He underscored the importance of effective regulation and preservation of these ranches for the benefit of the country.

However, the bill faced strong opposition from Senator Danjuma Goje of Gombe and Senator Adamu Aliero of Kebbi, both lawmakers and former governors.

They argued that cattle rearing and ranching activities were more prevalent in the northern regions of the country and expressed concerns that the legislation should cater to the entire nation rather than a specific region.

Senator Goje, in particular, highlighted that cattle routes primarily span from the far north and end in Lokoja, with no extension to the southern regions.

This raised questions about the applicability and scope of the proposed bill.

Adding to the discourse, Senator Hussein Babangida Uba, representing Jigawa North-West, urged caution in passing the bill due to its history of controversies.
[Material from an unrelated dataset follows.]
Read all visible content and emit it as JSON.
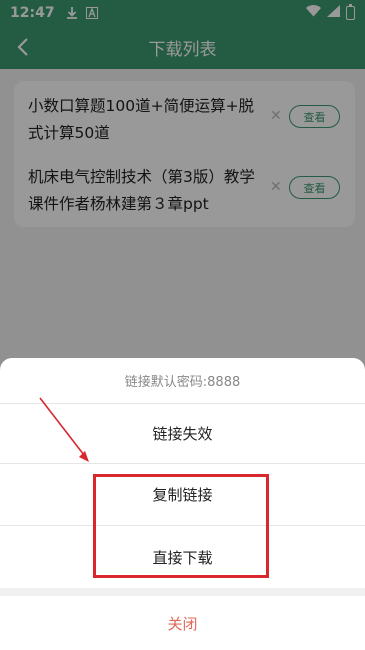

He emphasized the need for thorough consideration and careful examination of its potential implications.

On the other side, supporters of the bill argued that the establishment of the proposed commission would effectively address the ongoing farmers/herders crisis.

They emphasized the necessity of its passage to provide much-needed solutions to the pressing challenges faced in this sector.

After a voice vote conducted by Senate President Godswill Akpabio, the bill was successfully passed.

It has now been referred to the Senate Committee on Agriculture, Judiciary, and Legal Matters for further scrutiny and review, with a deadline of four weeks for their report to be presented.